President Barack Obama announced a slate of nominees for administration posts, including three in key Defense Department positions. They include nominees for the Pentagon’s personnel and policy chiefs and its chief weapons buyer.
Undersecretary of defense for personnel and readiness
Obama nominated Erin Conaton to serve as undersecretary of defense for personnel and readiness. Conaton has served as the undersecretary of the Air Force since 2010. She previously served on the House Armed Services Committee for nearly 10 years, rising to the position of staff director.
Former DoD personnel chief Clifford Stanley stepped down from that post in late October, amid an investigation into complaints that he wasted money and was abusive to staff. Stanley’s deputy, Jo Ann Rooney, has been leading the office on an interim basis since he resigned.
Undersecretary of defense for acquisition, technology and logistics
Obama nominated Frank Kendall to be undersecretary of defense for acquisition, technology and logistics. Kendall has been serving as the office’s acting undersecretary since Ashton Carter vacated the post to become deputy defense secretary.

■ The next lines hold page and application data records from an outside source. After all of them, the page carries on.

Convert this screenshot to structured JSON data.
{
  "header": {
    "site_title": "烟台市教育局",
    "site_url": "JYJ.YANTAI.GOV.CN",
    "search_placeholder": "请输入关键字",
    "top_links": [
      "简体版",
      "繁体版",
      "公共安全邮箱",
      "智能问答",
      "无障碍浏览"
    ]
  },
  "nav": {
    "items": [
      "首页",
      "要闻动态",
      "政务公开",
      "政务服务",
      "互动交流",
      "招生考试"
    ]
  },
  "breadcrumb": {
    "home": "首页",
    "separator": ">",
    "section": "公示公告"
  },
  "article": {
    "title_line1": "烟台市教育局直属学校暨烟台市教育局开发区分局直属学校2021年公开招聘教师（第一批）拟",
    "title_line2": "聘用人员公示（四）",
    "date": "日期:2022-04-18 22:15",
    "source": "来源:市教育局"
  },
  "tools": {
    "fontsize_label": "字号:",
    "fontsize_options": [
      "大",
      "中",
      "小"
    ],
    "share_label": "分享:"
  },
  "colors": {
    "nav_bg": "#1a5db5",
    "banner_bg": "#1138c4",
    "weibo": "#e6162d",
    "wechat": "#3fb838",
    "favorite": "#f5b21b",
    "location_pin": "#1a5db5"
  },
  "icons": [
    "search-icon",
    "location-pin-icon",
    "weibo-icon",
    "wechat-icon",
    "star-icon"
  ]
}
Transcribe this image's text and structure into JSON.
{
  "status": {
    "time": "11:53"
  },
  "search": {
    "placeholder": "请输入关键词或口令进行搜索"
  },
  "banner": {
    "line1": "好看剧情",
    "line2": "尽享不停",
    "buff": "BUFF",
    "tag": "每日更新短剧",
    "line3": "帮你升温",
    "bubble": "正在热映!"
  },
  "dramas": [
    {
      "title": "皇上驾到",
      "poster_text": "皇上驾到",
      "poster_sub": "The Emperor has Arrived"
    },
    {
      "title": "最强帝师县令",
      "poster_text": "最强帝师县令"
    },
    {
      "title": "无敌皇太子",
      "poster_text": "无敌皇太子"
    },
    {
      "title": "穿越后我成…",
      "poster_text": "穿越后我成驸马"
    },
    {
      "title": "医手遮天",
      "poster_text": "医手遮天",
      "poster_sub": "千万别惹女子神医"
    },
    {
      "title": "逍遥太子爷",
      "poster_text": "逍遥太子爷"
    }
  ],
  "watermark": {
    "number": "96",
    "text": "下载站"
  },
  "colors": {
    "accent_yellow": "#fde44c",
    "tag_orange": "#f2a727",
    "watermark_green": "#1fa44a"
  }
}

Kendall previously served as Carter’s principal deputy, a position Obama appointed him to in March 2010. Before returning to DoD, Kendall was a managing partner at Renaissance Strategic Advisors, a defense consultancy, and the vice president for engineering at Raytheon. He held a number of positions at the Pentagon throughout the 1980s and 1990s.
James Miller, the principal deputy undersecretary of defense for policy, has been nominated to step up to the undersecretary position, now held by Michele Flournoy, DoD’s first female policy chief. Late last year, she announced she planned to step down next month.
Miller, who has served as Flournoy’s deputy since 2009. Prior to his current role, he was the senior vice president and director of studies at the defense think tank, the Center for a New American Security. He also served a stint as deputy assistant defense secretary for requirements, plans and counterproliferation policy in the latter half of the Clinton administration.
Overall, Obama announced 13 nominations Monday evening. The president’s picks must be confirmed by the Senate.